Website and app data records
□ □ □ □
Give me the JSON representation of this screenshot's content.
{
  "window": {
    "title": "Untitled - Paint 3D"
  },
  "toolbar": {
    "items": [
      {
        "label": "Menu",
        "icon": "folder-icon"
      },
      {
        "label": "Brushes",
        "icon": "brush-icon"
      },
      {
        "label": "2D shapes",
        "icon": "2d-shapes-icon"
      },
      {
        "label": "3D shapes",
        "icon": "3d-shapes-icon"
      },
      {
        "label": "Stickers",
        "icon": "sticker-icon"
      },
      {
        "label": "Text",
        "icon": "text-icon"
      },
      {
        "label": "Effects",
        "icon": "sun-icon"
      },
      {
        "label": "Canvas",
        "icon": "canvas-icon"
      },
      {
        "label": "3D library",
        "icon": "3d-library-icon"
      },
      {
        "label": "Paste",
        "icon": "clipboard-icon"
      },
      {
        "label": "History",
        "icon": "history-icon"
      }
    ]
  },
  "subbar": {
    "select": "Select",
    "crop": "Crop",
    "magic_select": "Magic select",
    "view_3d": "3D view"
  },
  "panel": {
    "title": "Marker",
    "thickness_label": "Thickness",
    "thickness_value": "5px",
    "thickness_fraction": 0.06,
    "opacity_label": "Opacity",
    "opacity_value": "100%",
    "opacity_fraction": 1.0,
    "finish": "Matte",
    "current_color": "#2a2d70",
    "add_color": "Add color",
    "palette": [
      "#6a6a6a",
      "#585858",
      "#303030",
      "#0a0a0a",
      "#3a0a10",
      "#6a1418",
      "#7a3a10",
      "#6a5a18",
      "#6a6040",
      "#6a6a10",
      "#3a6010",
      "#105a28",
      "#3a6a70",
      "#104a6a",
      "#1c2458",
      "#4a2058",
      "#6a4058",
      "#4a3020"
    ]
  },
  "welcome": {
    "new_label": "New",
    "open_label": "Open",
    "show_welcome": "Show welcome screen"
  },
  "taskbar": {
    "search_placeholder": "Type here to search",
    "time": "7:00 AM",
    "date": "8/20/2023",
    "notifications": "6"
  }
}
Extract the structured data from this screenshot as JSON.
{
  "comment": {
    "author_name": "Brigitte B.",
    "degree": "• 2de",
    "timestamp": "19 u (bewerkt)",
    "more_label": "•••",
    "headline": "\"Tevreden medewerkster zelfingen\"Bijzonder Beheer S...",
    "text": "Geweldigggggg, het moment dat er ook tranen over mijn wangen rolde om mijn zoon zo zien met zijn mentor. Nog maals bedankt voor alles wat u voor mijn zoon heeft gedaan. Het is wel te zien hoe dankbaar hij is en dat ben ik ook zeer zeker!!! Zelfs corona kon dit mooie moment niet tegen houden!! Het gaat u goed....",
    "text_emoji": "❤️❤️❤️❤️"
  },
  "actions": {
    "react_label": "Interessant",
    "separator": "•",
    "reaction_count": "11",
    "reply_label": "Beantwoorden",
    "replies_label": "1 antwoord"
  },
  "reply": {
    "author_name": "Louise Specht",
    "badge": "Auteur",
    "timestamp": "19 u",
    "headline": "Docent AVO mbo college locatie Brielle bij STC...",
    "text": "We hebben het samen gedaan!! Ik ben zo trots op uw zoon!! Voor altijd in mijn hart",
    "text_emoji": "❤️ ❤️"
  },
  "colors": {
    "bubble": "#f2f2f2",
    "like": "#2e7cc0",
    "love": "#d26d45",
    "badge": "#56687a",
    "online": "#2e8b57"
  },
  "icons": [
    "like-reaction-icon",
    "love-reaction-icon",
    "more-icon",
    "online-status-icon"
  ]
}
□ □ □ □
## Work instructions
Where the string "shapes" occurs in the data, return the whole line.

## Exercise result
        "label": "2D shapes",
        "icon": "2d-shapes-icon"
        "label": "3D shapes",
        "icon": "3d-shapes-icon"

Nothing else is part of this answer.